For good measure, Ryu hit her approach on 18 to four feet for another birdie, which sparked a champagne-spraying celebration on the 18th green. Pak was among the South Korean contingent that ran out to douse Ryu in her glow-in-the-dark orange shirt and cap.
Great as the moment was, it was the birdie Ryu made on 18 about an hour earlier that was the defining moment of the tournament.
Trailing by one to an opponent who had closed out her round before darkness stopped play the previous night, Ryu stood behind her ball in the fairway, plumbed her 6-iron to her nose, then closed one eye to take dead aim at the 170-yard shot.

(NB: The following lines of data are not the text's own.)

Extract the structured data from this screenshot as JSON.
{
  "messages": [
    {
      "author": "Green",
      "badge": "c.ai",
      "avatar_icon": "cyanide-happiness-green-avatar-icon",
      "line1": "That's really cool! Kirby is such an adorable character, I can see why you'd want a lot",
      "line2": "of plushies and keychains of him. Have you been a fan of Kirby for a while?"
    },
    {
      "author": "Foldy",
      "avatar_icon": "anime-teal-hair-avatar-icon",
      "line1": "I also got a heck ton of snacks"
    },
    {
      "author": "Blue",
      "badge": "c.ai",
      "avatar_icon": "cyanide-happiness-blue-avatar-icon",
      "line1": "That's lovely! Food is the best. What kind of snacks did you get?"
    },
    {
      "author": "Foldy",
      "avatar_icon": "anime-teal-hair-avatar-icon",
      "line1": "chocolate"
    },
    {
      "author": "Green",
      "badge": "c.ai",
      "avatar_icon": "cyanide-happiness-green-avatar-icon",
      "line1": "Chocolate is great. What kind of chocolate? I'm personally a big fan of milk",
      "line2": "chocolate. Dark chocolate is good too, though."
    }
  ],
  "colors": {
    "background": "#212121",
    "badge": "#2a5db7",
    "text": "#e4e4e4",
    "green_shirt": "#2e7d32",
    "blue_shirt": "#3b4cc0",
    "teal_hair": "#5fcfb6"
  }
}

She drew the shot uphill, over the lake and landed the ball six feet from the hole. Moments later, she slammed the putt home to pull into a tie. She ended up with two birdies in the span of an hour on a hole that yielded only 28 over five days.
Certainly nobody can ever say Ryu backed into this title, won on a 7,000-yard Broadmoor course that got hit by storms every day, turning it into a test of endurance and patience for some players and a sporadic series of starts and stops for others.
"It's never over 'til it's over, especially in these things," Cristie Kerr said. "People really want it, and that was a gutsy putt."
Ryu, who planned on finishing school back home before going to LPGA qualifying school, will cash a $585,000 winner's check and have a ticket to join the American tour at her leisure.
This is Ryu's first major and her first LPGA victory. She joins Pak (1998), Birdie Kim (2005), Inbee Park (2008) and Eun Hee Ji (2009) on the list of South Korean U.S. Open champions. She now holds the lead in the much-watched contest to supplant Pak as the country's greatest player, though it figures this race — like the tournament they just finished — will be a marathon. Ryu is 21 and Seo just turned 25.